POTUS THROWS AN ELBOW AT THE SENATE, GOP IN WEEKLY ADDRESS…. The Senate this week rejected extended aid to the unemployed, some popular middle-class tax credits, and state assistance intended to prevent massive layoffs. A day later, the Senate rejected it again. I was pleased, then, to see President Obama use this opportunity to throw a few elbows in his weekly address.
Specifically, the president described himself as “disappointed” to see “a dreary and familiar politics get in the way of our ability to move forward on a series of critical issues that have a direct impact on people’s lives.”
He added, “Unfortunately, the Republican leadership in the Senate won’t even allow this legislation to come up for a vote. And if this obstruction continues, unemployed Americans will see their benefits stop. Teachers and firefighters will lose their jobs. Families will pay more for their first home. All we ask for is a simple up or down vote. That’s what the American people deserve.”
Better yet, the address tied this into the larger problem of scandalous Republican obstructionism, noting that the GOP also recently refused to allow the Senate to vote on oil company liability, and continues to refuse votes on 136 qualified pending administration nominees.
“Look, the nature of our democracy is that we’ll always have disagreements and debates — even heated ones. That’s healthy and it’s important. But let’s argue over genuine differences — over ideas and policies. And let’s go into those debates with an open mind — a willingness to find common ground and a conviction that, in the end, one way or another, we will have a vote to decide them. Next week, I’ll be meeting with a bipartisan group of Senators to discuss how we can transition away from our dependence on fossil fuels and embrace a clean energy future. I don’t expect that we’ll agree on a solution right away. In fact, I know that there will be plenty of disagreement and different ideas. But at least it shows that Republicans and Democrats can still sit down together in an attempt to tackle the big challenges facing our nation.”

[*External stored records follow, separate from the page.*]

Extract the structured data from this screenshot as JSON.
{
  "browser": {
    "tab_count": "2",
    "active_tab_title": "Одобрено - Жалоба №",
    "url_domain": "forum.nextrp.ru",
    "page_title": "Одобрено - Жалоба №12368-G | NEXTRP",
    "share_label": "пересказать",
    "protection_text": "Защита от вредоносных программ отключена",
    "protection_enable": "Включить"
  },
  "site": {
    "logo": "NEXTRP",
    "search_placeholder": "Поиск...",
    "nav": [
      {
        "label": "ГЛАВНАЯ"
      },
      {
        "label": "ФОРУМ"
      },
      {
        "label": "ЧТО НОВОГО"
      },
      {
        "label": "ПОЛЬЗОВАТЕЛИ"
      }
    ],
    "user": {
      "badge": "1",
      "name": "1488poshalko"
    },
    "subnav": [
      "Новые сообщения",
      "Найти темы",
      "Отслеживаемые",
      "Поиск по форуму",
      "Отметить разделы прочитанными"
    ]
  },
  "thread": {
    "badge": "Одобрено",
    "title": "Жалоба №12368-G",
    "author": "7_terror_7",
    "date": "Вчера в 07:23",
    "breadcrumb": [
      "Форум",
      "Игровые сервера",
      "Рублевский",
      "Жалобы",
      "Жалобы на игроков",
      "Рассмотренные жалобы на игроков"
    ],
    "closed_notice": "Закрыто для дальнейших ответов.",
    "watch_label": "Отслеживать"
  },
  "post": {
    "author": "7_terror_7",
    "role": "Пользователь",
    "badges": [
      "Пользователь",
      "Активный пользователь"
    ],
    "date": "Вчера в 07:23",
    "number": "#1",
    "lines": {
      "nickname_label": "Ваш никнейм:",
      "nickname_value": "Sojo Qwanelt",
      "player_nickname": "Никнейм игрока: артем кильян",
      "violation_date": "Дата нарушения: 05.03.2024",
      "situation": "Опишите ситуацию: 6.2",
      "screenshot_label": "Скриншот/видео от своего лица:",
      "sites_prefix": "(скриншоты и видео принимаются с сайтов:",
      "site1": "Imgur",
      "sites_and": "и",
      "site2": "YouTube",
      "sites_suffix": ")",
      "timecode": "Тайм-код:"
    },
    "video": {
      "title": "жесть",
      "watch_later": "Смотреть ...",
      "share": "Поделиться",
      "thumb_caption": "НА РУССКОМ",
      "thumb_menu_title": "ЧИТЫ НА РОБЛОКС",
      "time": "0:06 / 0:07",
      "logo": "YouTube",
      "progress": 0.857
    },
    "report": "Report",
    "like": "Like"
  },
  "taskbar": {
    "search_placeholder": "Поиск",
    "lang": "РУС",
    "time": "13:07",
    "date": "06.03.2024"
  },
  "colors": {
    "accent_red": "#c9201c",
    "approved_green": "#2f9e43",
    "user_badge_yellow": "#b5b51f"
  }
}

Well, it would show that if the parties could sit down together in an attempt to tackle the big challenges facing our nation. I’m fairly certain, however, that when next week’s meeting on energy policy takes place, the president (and the rest of us) will find that Republicans are about as interested in serious problem-solving on this as they’ve been on every other issue of late — which is to say, not at all.
Still, it’s a systemic flaw in our political system in desperate need of additional attention. I have no idea how much attention a weekly address in mid-June is going to generate, but this seems worthwhile anyway.